Keamogetswe Seemela was always fascinated by aeroplanes, but she never dreamt of flying in one that she helped build from scratch.
Seemela, 15, a grade 10 pupil at Hoërskool Noordheuwel in Krugersdorp on the West Rand, was one of the 20 South African teenagers who knew nothing about aviation, but managed to assemble an aeroplane just from reading an engineering manual.
Most of these teenagers had never been in a plane before, but they built a perfect one that is currently flying to Cairo from Cape Town.
“My job was to build the wings, centre fuselage, the horizontal and vertical stabilisers. We were given one day to study the manual, however, the engineers were very supportive,” she said.
Seemela knew about the project when the U-Dream Global team came to their school and told them to send short videos explaining why they should be chosen for the project.
“I nearly missed the deadline, but after a week I was excited when U-Dream Global team chose me out of thousands hopefuls who wanted to be part of the project,” she said.
“I was a normal teenager who knew nothing about aviation, but I was looking forward to learning a lot about this industry. I had always been interested in flying in a plane, but now I even got to fly outside the country,” she said.
Seemela was a passenger in the plane which was flown by professional pilots from Cape Town to Luderitz in Namibia then to Windhoek and Victoria Falls before returning home on a commercial flight.
U-Dream Global was founded by teenager Megan Werner, 17, and is aimed for young people to pursue career in innovation, technology and entrepreneurship.
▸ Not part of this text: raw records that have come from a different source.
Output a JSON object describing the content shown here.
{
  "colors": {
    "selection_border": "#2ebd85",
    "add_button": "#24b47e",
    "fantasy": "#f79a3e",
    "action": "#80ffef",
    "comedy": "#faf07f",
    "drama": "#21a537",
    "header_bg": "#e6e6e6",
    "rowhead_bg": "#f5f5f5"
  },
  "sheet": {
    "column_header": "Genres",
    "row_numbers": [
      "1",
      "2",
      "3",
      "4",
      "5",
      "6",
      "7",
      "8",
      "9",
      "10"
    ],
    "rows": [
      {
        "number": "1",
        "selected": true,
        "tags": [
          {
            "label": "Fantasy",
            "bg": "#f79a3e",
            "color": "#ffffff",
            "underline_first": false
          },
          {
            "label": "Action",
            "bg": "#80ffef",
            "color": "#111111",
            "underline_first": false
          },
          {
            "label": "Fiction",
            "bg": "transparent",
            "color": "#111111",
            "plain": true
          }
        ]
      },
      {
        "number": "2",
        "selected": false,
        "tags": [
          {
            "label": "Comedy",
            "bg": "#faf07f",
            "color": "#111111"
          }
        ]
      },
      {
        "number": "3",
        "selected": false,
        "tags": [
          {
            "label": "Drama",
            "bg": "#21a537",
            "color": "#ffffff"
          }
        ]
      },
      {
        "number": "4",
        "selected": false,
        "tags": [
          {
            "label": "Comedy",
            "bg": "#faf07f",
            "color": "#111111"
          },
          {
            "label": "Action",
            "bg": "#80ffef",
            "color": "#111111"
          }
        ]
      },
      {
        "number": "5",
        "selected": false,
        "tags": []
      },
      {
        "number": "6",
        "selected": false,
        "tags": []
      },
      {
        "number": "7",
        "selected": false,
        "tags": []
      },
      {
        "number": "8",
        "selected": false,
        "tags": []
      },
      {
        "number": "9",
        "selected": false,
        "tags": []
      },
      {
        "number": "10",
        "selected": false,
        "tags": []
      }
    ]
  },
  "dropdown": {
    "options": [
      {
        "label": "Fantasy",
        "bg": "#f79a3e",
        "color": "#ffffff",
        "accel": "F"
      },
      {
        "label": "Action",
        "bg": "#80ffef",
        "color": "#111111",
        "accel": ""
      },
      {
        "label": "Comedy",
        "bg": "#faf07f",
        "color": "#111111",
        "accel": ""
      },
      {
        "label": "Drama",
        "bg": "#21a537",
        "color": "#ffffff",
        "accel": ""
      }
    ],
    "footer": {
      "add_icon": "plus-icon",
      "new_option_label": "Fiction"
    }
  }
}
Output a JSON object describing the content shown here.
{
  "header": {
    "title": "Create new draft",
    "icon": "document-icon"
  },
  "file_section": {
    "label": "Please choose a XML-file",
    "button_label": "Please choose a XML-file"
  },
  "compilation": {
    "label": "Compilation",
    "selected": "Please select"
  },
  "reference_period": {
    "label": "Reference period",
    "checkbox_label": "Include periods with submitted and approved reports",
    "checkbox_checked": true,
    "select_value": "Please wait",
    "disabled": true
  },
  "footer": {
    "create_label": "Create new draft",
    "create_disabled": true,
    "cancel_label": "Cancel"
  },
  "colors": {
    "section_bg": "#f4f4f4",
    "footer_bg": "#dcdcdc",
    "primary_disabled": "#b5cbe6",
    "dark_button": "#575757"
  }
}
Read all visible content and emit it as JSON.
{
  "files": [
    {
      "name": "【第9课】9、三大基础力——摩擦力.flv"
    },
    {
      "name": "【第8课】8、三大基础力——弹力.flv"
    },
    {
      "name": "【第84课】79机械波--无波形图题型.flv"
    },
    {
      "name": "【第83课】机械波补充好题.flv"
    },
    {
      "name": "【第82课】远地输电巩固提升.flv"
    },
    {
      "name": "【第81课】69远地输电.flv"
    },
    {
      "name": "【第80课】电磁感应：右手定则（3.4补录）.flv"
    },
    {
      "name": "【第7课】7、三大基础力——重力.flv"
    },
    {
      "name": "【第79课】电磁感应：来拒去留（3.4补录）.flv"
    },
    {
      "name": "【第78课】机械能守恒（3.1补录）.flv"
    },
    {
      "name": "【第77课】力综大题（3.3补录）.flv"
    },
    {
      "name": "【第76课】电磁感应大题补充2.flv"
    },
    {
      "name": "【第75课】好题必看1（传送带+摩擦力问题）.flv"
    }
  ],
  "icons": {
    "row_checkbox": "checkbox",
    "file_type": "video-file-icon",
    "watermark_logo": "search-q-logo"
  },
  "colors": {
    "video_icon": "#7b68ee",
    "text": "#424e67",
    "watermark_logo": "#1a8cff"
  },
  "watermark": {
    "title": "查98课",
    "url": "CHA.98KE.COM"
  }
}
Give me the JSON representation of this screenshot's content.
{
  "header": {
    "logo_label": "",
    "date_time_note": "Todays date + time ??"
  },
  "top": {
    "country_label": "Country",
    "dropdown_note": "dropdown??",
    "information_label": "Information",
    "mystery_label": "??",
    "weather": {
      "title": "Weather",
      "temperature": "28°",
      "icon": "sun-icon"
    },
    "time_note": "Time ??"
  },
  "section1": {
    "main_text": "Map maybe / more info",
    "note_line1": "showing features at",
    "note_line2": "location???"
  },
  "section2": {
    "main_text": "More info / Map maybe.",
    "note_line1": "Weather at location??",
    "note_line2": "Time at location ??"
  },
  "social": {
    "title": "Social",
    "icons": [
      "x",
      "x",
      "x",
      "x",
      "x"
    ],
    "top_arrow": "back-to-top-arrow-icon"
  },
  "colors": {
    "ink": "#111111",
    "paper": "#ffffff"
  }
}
The teenagers built the plane under the watchful eye of the Airplane factory, U-Dream mentors and Denel Aviation.
Bromley Moyo, 18, from Kempton Park, a second year student at Denel Aviation, built the vertical and horizontal stabiliser.
“The target was for us to build the plane in three weeks time, but we completed everything within two weeks. I can’t describe how I felt when I saw our plane take off. I have learnt that nothing stays a dream,” she said.
Another teenager Vanessa Damari, 16, a pupil at Rhodesfield Technical High in Kempton Park, who built a vertical stabiliser and a centre fuselage, said the experience has been amazing.
“I have achieved my dream in a short period of time. I remember when they first flew us to Mossel Bay for the unveiling of our plane. I was very scared, but the second trip was much better,” she said.
The teenagers’ next trips will be to Likoma, Zanzibar, Arusha, Nairobi, Lalibela, Asmara, Aswan and then Cairo.